The district is renowned for its historical heritage as this was the area where nine colonial/frontier wars took place over a century between 1779 and 1878.  The area is also renowned for its struggle heroes during the repressive Apartheid regime.  It is a land that has forged many leaders in politics (such as Former President Nelson Mandela and current President Thabo Mbeki and Black Consciousness Leader Steve Biko), academia, sport, and captains of industry.  It is a place that has inspired poets, artists, sculptors, songwriters, photographers, authors and healers.  It is a place where African democracy took flame, sparking a nation and a continent to fight for justice, freedom, and equality. 

Four new heritage routes have been established, named after Xhosa kings and heroes. These are Makana, Sandile, Maqoma and Phalo Routes.  Over 350 heritage sites have been identified within the district which is dotted with remnants of forts, mission stations, places of historical significance and burial sites of Xhosa kings and struggle heroes.

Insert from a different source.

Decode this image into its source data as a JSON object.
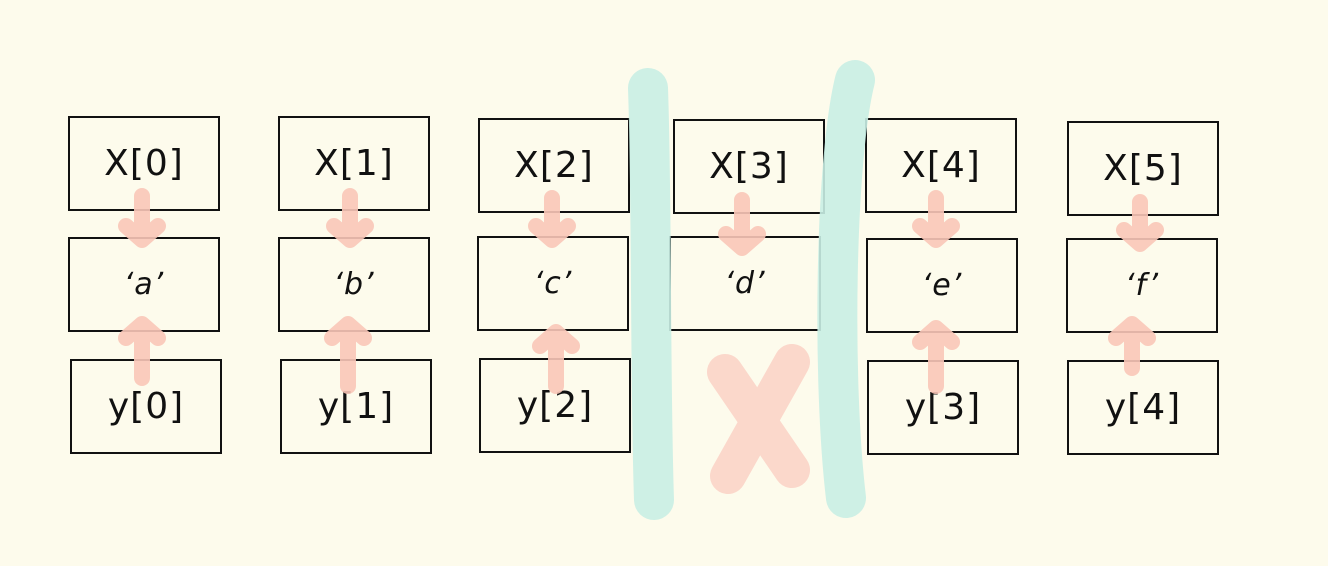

Historically, there has been a lack of investment in infrastructure and Amathole is generally under-developed. There is only a secondary route, the R27, between East London and Port Elizabeth. The N6 route to Gauteng has only been upgraded in sections. There is thus limited access to and from the national economy. This places local businesses at a disadvantage and encourages the movement of skilled workers to more economically robust regions.

The Amathole District is also challenged to improve water and sanitation services. Even in the urban areas, the bulk water capacity needs upgrading. Increasing urbanisation and coastal development highlight the lack of access to raw water and unreliable ground water.